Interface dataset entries
===
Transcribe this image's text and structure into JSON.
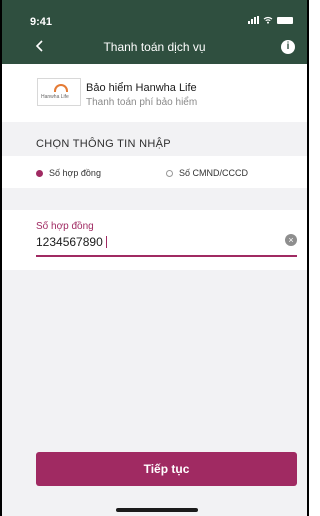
{
  "status_bar": {
    "time": "9:41"
  },
  "header": {
    "title": "Thanh toán dịch vụ"
  },
  "provider": {
    "name": "Bảo hiểm Hanwha Life",
    "subtitle": "Thanh toán phí bảo hiểm",
    "logo_text": "Hanwha Life"
  },
  "section": {
    "title": "CHỌN THÔNG TIN NHẬP"
  },
  "options": [
    {
      "label": "Số hợp đồng",
      "selected": true
    },
    {
      "label": "Số CMND/CCCD",
      "selected": false
    }
  ],
  "input": {
    "label": "Số hợp đồng",
    "value": "1234567890"
  },
  "actions": {
    "continue_label": "Tiếp tục"
  },
  "colors": {
    "header": "#2f4f3f",
    "accent": "#a02a62"
  }
}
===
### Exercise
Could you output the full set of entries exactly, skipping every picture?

### Answer section
Transcribe this image's text and structure into JSON.
{
  "status_bar": {
    "time": "9:41"
  },
  "header": {
    "title": "Thanh toán dịch vụ"
  },
  "provider": {
    "name": "Bảo hiểm Hanwha Life",
    "subtitle": "Thanh toán phí bảo hiểm",
    "logo_text": "Hanwha Life"
  },
  "section": {
    "title": "CHỌN THÔNG TIN NHẬP"
  },
  "options": [
    {
      "label": "Số hợp đồng",
      "selected": true
    },
    {
      "label": "Số CMND/CCCD",
      "selected": false
    }
  ],
  "input": {
    "label": "Số hợp đồng",
    "value": "1234567890"
  },
  "actions": {
    "continue_label": "Tiếp tục"
  },
  "colors": {
    "header": "#2f4f3f",
    "accent": "#a02a62"
  }
}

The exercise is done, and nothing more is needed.